Rutgers?preps for postseason play on Senior Night
Rutgers head wrestling coach Scott Goodale long said senior 133-pounder Michael DeMarco is the type of wrestler that embodies his program.
The Lyndhurst, N.J., native went winless in the state tournament as a high school senior, walked on at Rutgers, then fought his way into the lineup for four years.
But he will be out of the lineup for Senior Night tonight against Drexel at the College Avenue Gym as he continues to recover from a torn lateral collateral ligament. This year, getting healthy for the postseason is what Goodale’s program is all about.
“It would be awesome to wrestle, my last chance ever to wrestle here,” DeMarco said. “But when it’s all said and done, I haven’t worked and came where I came from the past five years to wrestle Senior Night against Drexel … to get my hand raised and hobble off. It would mean more than anything to get to the national tournament and make a run.”
So DeMarco will continue to practice the next two weeks — he began wrestling live late last week — in preparation for the EIWA Tournament, where Goodale estimates he will need a top-six finish to qualify for the NCAA Championships.
“We just don’t want to push it because there’s no real reason to,” Goodale said.
Demarco’s absence leaves 141-pounder Billy Ashnault and heavyweight Dan Hopkins as the only seniors in the lineup.
Each has his own postseason aspirations.
Ashnault is an All-American contender — he is a two-time NCAA qualifier that last weekend took last year’s national runner-up Boris Novachkov to overtime.
Qualifying would be its own victory for Hopkins. He never had a full year in the lineup after transferring from Middlesex Community College to rejoin Goodale, his former Jackson Memorial High School coach.
Jesse Boyden and Carl Buchholz each appeared at heavyweight this season, but Hopkins will represent the Scarlet Knights at the EIWA Tournament.
His final test comes tonight against Drexel’s 19th-ranked Kyle Frey. Goodale calls Frey an athletic wrestler, which presents a better matchup for the 215-pound Hopkins, who constantly faces larger competition in his first year up from 197 pounds.

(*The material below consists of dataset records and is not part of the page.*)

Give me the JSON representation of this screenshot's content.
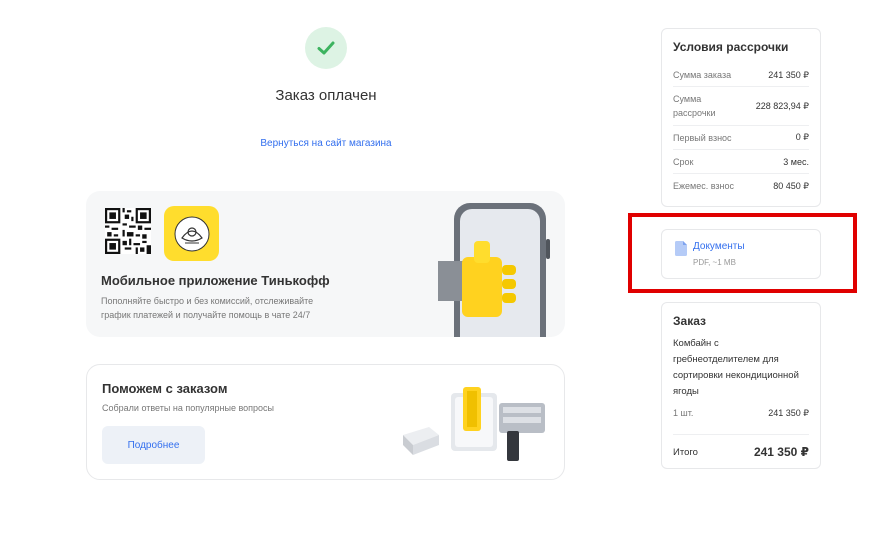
{
  "status": {
    "title": "Заказ оплачен",
    "back_link": "Вернуться на сайт магазина",
    "icon": "check-icon",
    "accent": "#336fee",
    "success_color": "#3cb35f"
  },
  "app_card": {
    "title": "Мобильное приложение Тинькофф",
    "description": "Пополняйте быстро и без комиссий, отслеживайте график платежей и получайте помощь в чате 24/7",
    "logo_color": "#ffdd2d"
  },
  "help_card": {
    "title": "Поможем с заказом",
    "description": "Собрали ответы на популярные вопросы",
    "button": "Подробнее"
  },
  "terms": {
    "title": "Условия рассрочки",
    "rows": [
      {
        "label": "Сумма заказа",
        "value": "241 350 ₽"
      },
      {
        "label": "Сумма рассрочки",
        "value": "228 823,94 ₽"
      },
      {
        "label": "Первый взнос",
        "value": "0 ₽"
      },
      {
        "label": "Срок",
        "value": "3 мес."
      },
      {
        "label": "Ежемес. взнос",
        "value": "80 450 ₽"
      }
    ]
  },
  "documents": {
    "link": "Документы",
    "meta": "PDF, ~1 MB"
  },
  "order": {
    "title": "Заказ",
    "item": "Комбайн с гребнеотделителем для сортировки некондиционной ягоды",
    "qty": "1 шт.",
    "qty_price": "241 350 ₽",
    "total_label": "Итого",
    "total_value": "241 350 ₽"
  },
  "highlight_color": "#e00000"
}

“It’s hard when I weigh in at 215 and at match time I’m probably even lighter than that after sweating and warming up,” Hopkins said. “I get dudes that are 255, 260 and just laying on me. That’s hard to deal with. Some of them are deceptively fast.”

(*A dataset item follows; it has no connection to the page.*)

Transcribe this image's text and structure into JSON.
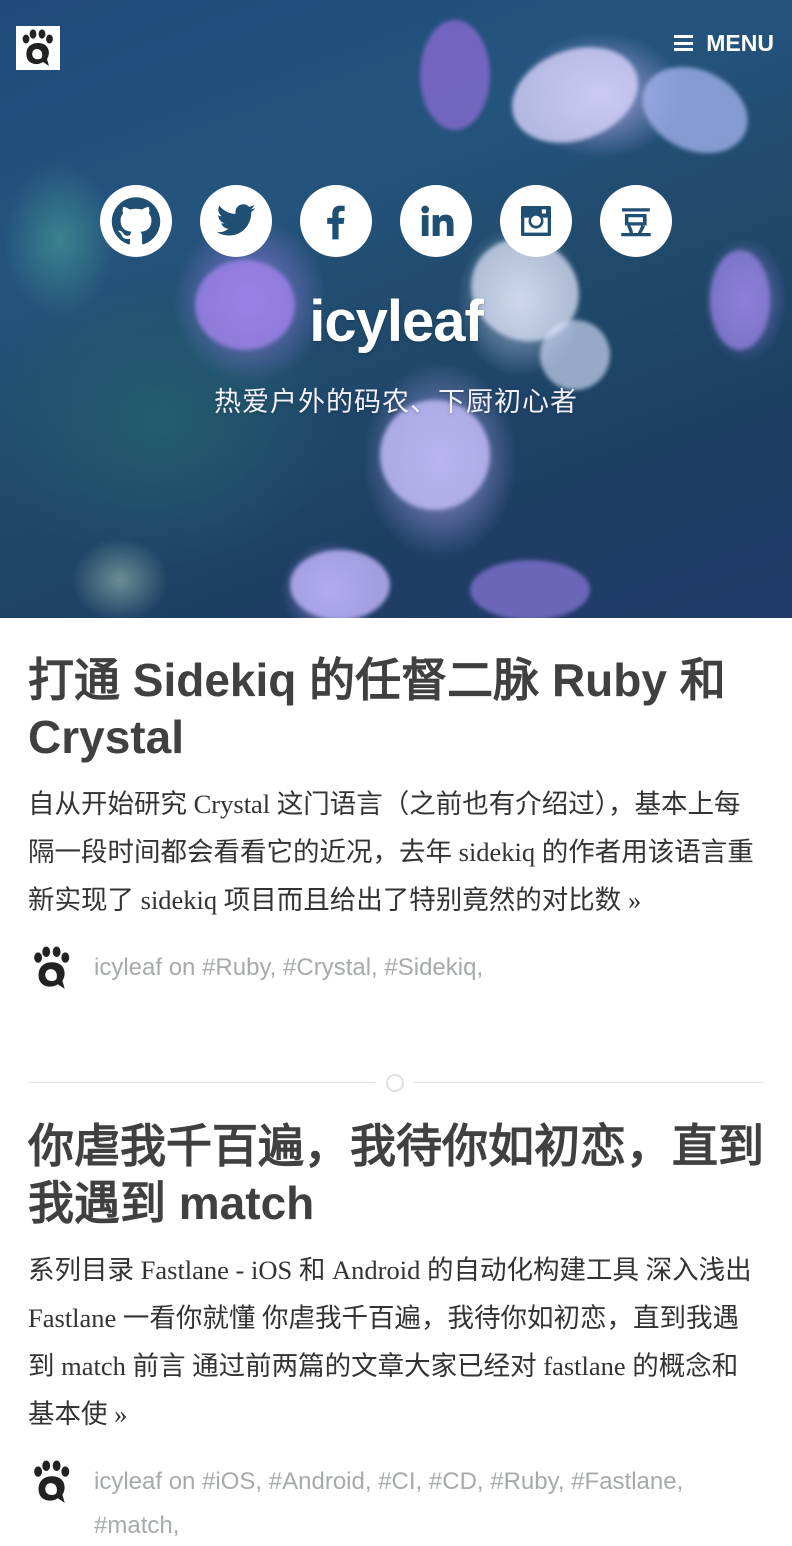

A pre-match ceremony will honor Ashnault, DeMarco and Hopkins before the first bout of the Knights’ final dual meet, but it will not mark the end of their involvement with the program.
Ashnault and DeMarco — both captains — will live together in New Brunswick next year and take on a role with the program, they said. DeMarco is considering a career in fighting after working with the team for at least a year.
He will likely undergo surgery to repair his LCL and a ruptured muscle connected to it in his right knee after his season. It could end any time he takes the mat.
Doctors told DeMarco he is at risk of injuring himself more if he wrestles, even with a brace, prompting his decision to sit against Drexel. His career will end in the postseason, whether it is because of injury or a result. That is the way he wants it.
“You have to weigh the worst-case scenario and cost versus benefit,” DeMarco said. “The worst-case scenario is my career would end on a Thursday night match and not even have the opportunity to make a run at the tournament. Ultimately the goal is the NCAAs.”